## What you need to do
Give the count of lines in the entries below that contain the string "this", and only that count.
---
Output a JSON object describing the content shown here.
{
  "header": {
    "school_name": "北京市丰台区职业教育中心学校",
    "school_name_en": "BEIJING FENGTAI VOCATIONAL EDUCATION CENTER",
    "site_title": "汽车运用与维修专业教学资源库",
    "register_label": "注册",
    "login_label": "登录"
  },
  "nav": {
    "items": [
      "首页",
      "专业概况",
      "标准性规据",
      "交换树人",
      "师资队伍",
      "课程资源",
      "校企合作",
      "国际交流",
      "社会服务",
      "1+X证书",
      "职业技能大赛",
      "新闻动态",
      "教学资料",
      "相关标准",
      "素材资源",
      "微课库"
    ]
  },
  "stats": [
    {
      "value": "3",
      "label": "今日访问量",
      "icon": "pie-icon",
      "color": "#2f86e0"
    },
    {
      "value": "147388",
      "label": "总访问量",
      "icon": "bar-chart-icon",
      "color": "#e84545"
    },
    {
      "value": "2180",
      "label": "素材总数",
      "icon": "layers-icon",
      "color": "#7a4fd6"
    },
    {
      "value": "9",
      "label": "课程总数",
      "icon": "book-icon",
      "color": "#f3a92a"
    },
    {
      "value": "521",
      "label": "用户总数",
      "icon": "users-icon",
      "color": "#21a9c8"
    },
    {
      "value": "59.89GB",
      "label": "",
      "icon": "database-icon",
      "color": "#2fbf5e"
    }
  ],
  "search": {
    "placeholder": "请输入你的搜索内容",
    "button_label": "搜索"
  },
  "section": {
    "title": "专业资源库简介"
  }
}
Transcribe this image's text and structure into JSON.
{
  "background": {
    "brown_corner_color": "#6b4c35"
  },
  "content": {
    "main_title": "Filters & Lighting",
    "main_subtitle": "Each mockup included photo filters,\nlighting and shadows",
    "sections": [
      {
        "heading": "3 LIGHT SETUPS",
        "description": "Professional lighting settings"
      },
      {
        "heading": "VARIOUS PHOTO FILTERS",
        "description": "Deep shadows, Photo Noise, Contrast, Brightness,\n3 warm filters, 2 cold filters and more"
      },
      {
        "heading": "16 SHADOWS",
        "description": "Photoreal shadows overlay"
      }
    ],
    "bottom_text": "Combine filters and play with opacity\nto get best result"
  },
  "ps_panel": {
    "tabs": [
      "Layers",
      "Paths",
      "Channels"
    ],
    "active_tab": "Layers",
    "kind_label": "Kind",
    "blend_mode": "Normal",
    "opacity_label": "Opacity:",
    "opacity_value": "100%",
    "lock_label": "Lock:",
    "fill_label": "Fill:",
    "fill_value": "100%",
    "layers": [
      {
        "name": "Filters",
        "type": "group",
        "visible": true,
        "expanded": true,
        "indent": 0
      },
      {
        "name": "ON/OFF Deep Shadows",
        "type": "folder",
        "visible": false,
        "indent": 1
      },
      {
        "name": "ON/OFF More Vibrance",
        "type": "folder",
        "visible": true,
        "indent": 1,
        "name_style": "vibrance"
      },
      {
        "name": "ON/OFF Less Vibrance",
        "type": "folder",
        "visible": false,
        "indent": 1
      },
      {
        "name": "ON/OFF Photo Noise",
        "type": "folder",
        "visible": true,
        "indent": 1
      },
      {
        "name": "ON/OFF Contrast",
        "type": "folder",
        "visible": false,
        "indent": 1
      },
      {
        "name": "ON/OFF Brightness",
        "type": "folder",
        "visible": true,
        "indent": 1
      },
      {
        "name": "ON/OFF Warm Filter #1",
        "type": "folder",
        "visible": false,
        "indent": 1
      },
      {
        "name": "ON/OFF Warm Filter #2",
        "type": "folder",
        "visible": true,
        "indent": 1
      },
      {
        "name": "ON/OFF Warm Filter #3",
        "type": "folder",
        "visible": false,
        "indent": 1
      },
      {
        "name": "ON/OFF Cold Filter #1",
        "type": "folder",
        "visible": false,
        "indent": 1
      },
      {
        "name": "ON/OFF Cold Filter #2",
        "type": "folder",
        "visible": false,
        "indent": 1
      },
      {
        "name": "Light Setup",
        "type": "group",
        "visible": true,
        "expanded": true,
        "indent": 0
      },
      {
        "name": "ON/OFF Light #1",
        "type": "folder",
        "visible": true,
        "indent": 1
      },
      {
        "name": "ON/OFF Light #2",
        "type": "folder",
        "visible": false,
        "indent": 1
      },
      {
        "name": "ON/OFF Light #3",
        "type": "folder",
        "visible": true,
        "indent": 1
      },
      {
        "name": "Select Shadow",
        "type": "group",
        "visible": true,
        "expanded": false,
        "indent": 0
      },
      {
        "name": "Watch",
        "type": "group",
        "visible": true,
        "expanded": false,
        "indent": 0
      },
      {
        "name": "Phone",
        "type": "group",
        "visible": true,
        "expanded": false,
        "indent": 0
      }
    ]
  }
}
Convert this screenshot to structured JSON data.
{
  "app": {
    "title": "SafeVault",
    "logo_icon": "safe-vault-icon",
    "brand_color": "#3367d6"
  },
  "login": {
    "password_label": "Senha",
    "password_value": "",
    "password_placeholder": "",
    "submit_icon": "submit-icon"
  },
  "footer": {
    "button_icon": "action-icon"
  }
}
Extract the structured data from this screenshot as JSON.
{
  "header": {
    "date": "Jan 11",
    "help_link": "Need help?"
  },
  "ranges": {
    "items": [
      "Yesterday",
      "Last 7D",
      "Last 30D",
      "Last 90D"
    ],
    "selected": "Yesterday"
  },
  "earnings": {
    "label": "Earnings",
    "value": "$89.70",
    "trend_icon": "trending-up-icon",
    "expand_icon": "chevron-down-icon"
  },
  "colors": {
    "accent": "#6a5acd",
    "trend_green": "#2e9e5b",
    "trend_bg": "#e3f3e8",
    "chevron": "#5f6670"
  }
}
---
## Exercise output
3